Photo: Scarlet macaws
Thirty specimens of the scarlet macaw were released in Palenque National Park in the Mexican state of Chiapas as part of a program to preserve this species, the Aluxes Ecoparque Palenque said.
With this release into the wild, 100 scarlet macaws (Ara macao) have now been set free in Palenque, the press office of the park, managed by the civil association Acajungla, said in a statement.
The freeing of the 30 scarlet macaws, carried out on Sunday and open to the public, seeks to “reverse the process of extinction of this species,” the park said.
The Aluxes Ecoparque Palenque collaborates with the Biology Institute of the National Autonomous University of Mexico, or UNAM, and with the Xcaret nature park of Quintana Roo, to reintroduce and preserve the Neotropical scarlet macaw in the tropical jungles of Chiapas, in the southeastern part of the country.
Palenque National Park is an ideal place for restoring the population of these parrots, the UNAM biologist in charge of the project, Alejandro Estrada, said.
This species, known as Xiuhtecuhtli in Nahuatl and Vucub-Caquix in Mayan, was extinct in the Palenque region for some 50 years, chiefly due to the illegal trafficking of its fledglings, Estrada said.
The macaws reintroduced in the region are part of a reproduction program developed by the Xcaret nature park, whose goal is to release 250 specimens over a five-year period.
Last week 27 scarlet macaws were released in the La Otra Opcion preserve in the Los Tuxtlas region, in the eastern Mexican state of Veracruz, as part of the program.
Studies conducted by specialists in early 2013 concluded that there were no more than 240 scarlet macaws in Mexico’s jungles due to habitat destruction and poaching.
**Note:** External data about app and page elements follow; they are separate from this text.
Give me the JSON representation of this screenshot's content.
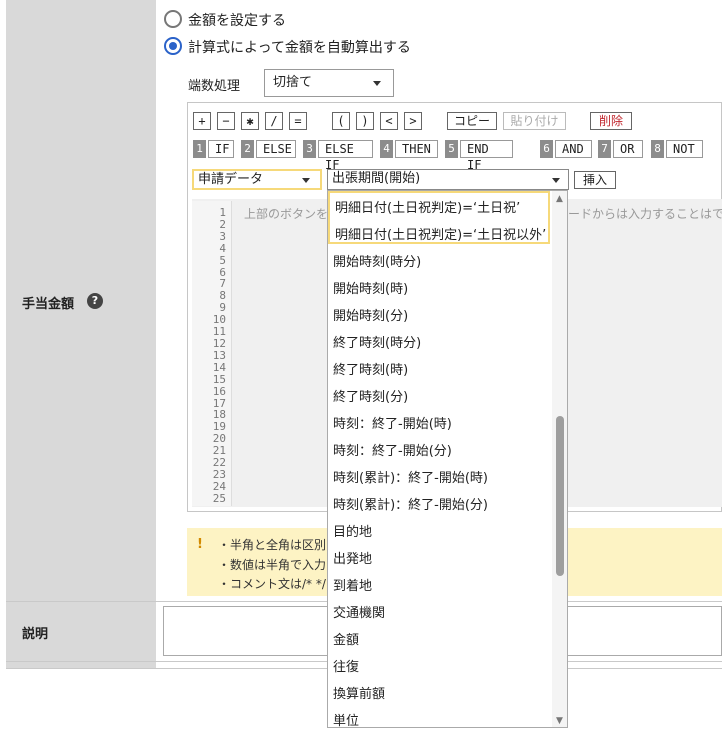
{
  "form": {
    "amount_label": "手当金額",
    "help_icon": "?",
    "desc_label": "説明"
  },
  "radio": {
    "fixed_label": "金額を設定する",
    "formula_label": "計算式によって金額を自動算出する",
    "selected": "formula"
  },
  "rounding": {
    "label": "端数処理",
    "value": "切捨て"
  },
  "toolbar": {
    "ops": [
      "+",
      "−",
      "✱",
      "/",
      "="
    ],
    "parens": [
      "(",
      ")",
      "<",
      ">"
    ],
    "copy_label": "コピー",
    "paste_label": "貼り付け",
    "delete_label": "削除"
  },
  "keywords": [
    {
      "num": "1",
      "text": "IF"
    },
    {
      "num": "2",
      "text": "ELSE"
    },
    {
      "num": "3",
      "text": "ELSE IF"
    },
    {
      "num": "4",
      "text": "THEN"
    },
    {
      "num": "5",
      "text": "END IF"
    },
    {
      "num": "6",
      "text": "AND"
    },
    {
      "num": "7",
      "text": "OR"
    },
    {
      "num": "8",
      "text": "NOT"
    }
  ],
  "selectors": {
    "source_value": "申請データ",
    "field_value": "出張期間(開始)",
    "insert_label": "挿入"
  },
  "editor": {
    "placeholder_left": "上部のボタンを",
    "placeholder_right": "ードからは入力することはで",
    "line_numbers": [
      "1",
      "2",
      "3",
      "4",
      "5",
      "6",
      "7",
      "8",
      "9",
      "10",
      "11",
      "12",
      "13",
      "14",
      "15",
      "16",
      "17",
      "18",
      "19",
      "20",
      "21",
      "22",
      "23",
      "24",
      "25"
    ]
  },
  "dropdown": {
    "highlighted": [
      "明細日付(土日祝判定)=‘土日祝’",
      "明細日付(土日祝判定)=‘土日祝以外’"
    ],
    "options": [
      "開始時刻(時分)",
      "開始時刻(時)",
      "開始時刻(分)",
      "終了時刻(時分)",
      "終了時刻(時)",
      "終了時刻(分)",
      "時刻：終了-開始(時)",
      "時刻：終了-開始(分)",
      "時刻(累計)：終了-開始(時)",
      "時刻(累計)：終了-開始(分)",
      "目的地",
      "出発地",
      "到着地",
      "交通機関",
      "金額",
      "往復",
      "換算前額",
      "単位"
    ]
  },
  "notice": {
    "icon": "!",
    "lines": [
      "・半角と全角は区別さ",
      "・数値は半角で入力し",
      "・コメント文は/* */"
    ]
  }
}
The scarlet macaw population has grown 41 percent since then, thanks to the reintroduction programs in Chiapas and Veracruz run by the Xcaret nature park in association with the Biology Institute of the National Autonomous University of Mexico, or UNAM, and community groups.